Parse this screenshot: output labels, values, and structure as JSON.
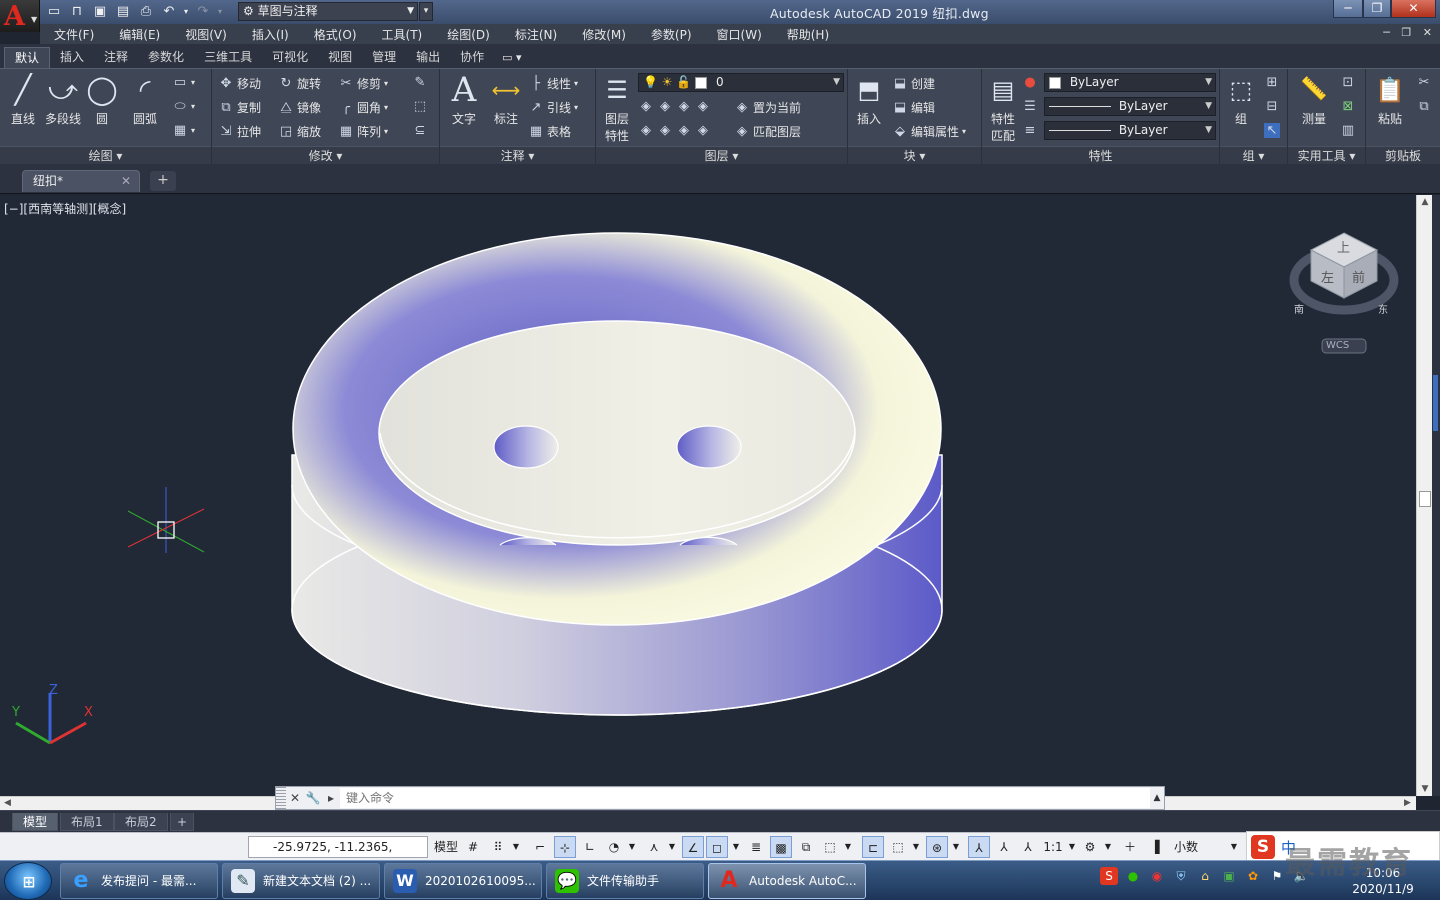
{
  "titlebar": {
    "workspace": "草图与注释",
    "title": "Autodesk AutoCAD 2019    纽扣.dwg",
    "logo_letter": "A"
  },
  "menu": [
    "文件(F)",
    "编辑(E)",
    "视图(V)",
    "插入(I)",
    "格式(O)",
    "工具(T)",
    "绘图(D)",
    "标注(N)",
    "修改(M)",
    "参数(P)",
    "窗口(W)",
    "帮助(H)"
  ],
  "ribbon_tabs": [
    "默认",
    "插入",
    "注释",
    "参数化",
    "三维工具",
    "可视化",
    "视图",
    "管理",
    "输出",
    "协作"
  ],
  "ribbon_tab_extra": "▭ ▾",
  "panels": {
    "draw": {
      "title": "绘图 ▾",
      "line": "直线",
      "polyline": "多段线",
      "circle": "圆",
      "arc": "圆弧"
    },
    "modify": {
      "title": "修改 ▾",
      "move": "移动",
      "rotate": "旋转",
      "trim": "修剪",
      "copy": "复制",
      "mirror": "镜像",
      "fillet": "圆角",
      "stretch": "拉伸",
      "scale": "缩放",
      "array": "阵列"
    },
    "annotation": {
      "title": "注释 ▾",
      "text": "文字",
      "dimension": "标注",
      "linear": "线性",
      "leader": "引线",
      "table": "表格"
    },
    "layers": {
      "title": "图层 ▾",
      "layer_props_1": "图层",
      "layer_props_2": "特性",
      "layer_value": "0",
      "set_current": "置为当前",
      "match_layer": "匹配图层"
    },
    "block": {
      "title": "块 ▾",
      "insert": "插入",
      "create": "创建",
      "edit": "编辑",
      "edit_attr": "编辑属性"
    },
    "properties": {
      "title": "特性",
      "match_1": "特性",
      "match_2": "匹配",
      "color": "ByLayer",
      "linetype": "ByLayer",
      "lineweight": "ByLayer"
    },
    "groups": {
      "title": "组 ▾",
      "group": "组"
    },
    "utilities": {
      "title": "实用工具 ▾",
      "measure": "测量"
    },
    "clipboard": {
      "title": "剪贴板",
      "paste": "粘贴"
    }
  },
  "file_tab": {
    "name": "纽扣*"
  },
  "viewport": {
    "label": "[−][西南等轴测][概念]"
  },
  "viewcube": {
    "top": "上",
    "front": "前",
    "left": "左",
    "wcs": "WCS",
    "south": "南",
    "east": "东"
  },
  "ucs": {
    "x": "X",
    "y": "Y",
    "z": "Z"
  },
  "command": {
    "placeholder": "键入命令"
  },
  "layout_tabs": [
    "模型",
    "布局1",
    "布局2"
  ],
  "status": {
    "coords": "-25.9725, -11.2365, 0.0000",
    "model": "模型",
    "scale": "1:1",
    "units": "小数"
  },
  "taskbar": {
    "items": [
      "发布提问 - 最需...",
      "新建文本文档 (2) ...",
      "2020102610095...",
      "文件传输助手",
      "Autodesk AutoC..."
    ],
    "time": "10:06",
    "date": "2020/11/9"
  },
  "ime": {
    "label": "中"
  },
  "watermark": "最需教育",
  "colors": {
    "title_bg": "#4a5f82",
    "viewport_bg": "#212836",
    "ribbon_bg": "#3f4656",
    "accent": "#3e6fbf",
    "close": "#c8462f"
  }
}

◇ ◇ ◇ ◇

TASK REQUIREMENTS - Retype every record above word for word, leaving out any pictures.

RESULT -
Parse this screenshot: output labels, values, and structure as JSON.
{
  "titlebar": {
    "workspace": "草图与注释",
    "title": "Autodesk AutoCAD 2019    纽扣.dwg",
    "logo_letter": "A"
  },
  "menu": [
    "文件(F)",
    "编辑(E)",
    "视图(V)",
    "插入(I)",
    "格式(O)",
    "工具(T)",
    "绘图(D)",
    "标注(N)",
    "修改(M)",
    "参数(P)",
    "窗口(W)",
    "帮助(H)"
  ],
  "ribbon_tabs": [
    "默认",
    "插入",
    "注释",
    "参数化",
    "三维工具",
    "可视化",
    "视图",
    "管理",
    "输出",
    "协作"
  ],
  "ribbon_tab_extra": "▭ ▾",
  "panels": {
    "draw": {
      "title": "绘图 ▾",
      "line": "直线",
      "polyline": "多段线",
      "circle": "圆",
      "arc": "圆弧"
    },
    "modify": {
      "title": "修改 ▾",
      "move": "移动",
      "rotate": "旋转",
      "trim": "修剪",
      "copy": "复制",
      "mirror": "镜像",
      "fillet": "圆角",
      "stretch": "拉伸",
      "scale": "缩放",
      "array": "阵列"
    },
    "annotation": {
      "title": "注释 ▾",
      "text": "文字",
      "dimension": "标注",
      "linear": "线性",
      "leader": "引线",
      "table": "表格"
    },
    "layers": {
      "title": "图层 ▾",
      "layer_props_1": "图层",
      "layer_props_2": "特性",
      "layer_value": "0",
      "set_current": "置为当前",
      "match_layer": "匹配图层"
    },
    "block": {
      "title": "块 ▾",
      "insert": "插入",
      "create": "创建",
      "edit": "编辑",
      "edit_attr": "编辑属性"
    },
    "properties": {
      "title": "特性",
      "match_1": "特性",
      "match_2": "匹配",
      "color": "ByLayer",
      "linetype": "ByLayer",
      "lineweight": "ByLayer"
    },
    "groups": {
      "title": "组 ▾",
      "group": "组"
    },
    "utilities": {
      "title": "实用工具 ▾",
      "measure": "测量"
    },
    "clipboard": {
      "title": "剪贴板",
      "paste": "粘贴"
    }
  },
  "file_tab": {
    "name": "纽扣*"
  },
  "viewport": {
    "label": "[−][西南等轴测][概念]"
  },
  "viewcube": {
    "top": "上",
    "front": "前",
    "left": "左",
    "wcs": "WCS",
    "south": "南",
    "east": "东"
  },
  "ucs": {
    "x": "X",
    "y": "Y",
    "z": "Z"
  },
  "command": {
    "placeholder": "键入命令"
  },
  "layout_tabs": [
    "模型",
    "布局1",
    "布局2"
  ],
  "status": {
    "coords": "-25.9725, -11.2365, 0.0000",
    "model": "模型",
    "scale": "1:1",
    "units": "小数"
  },
  "taskbar": {
    "items": [
      "发布提问 - 最需...",
      "新建文本文档 (2) ...",
      "2020102610095...",
      "文件传输助手",
      "Autodesk AutoC..."
    ],
    "time": "10:06",
    "date": "2020/11/9"
  },
  "ime": {
    "label": "中"
  },
  "watermark": "最需教育",
  "colors": {
    "title_bg": "#4a5f82",
    "viewport_bg": "#212836",
    "ribbon_bg": "#3f4656",
    "accent": "#3e6fbf",
    "close": "#c8462f"
  }
}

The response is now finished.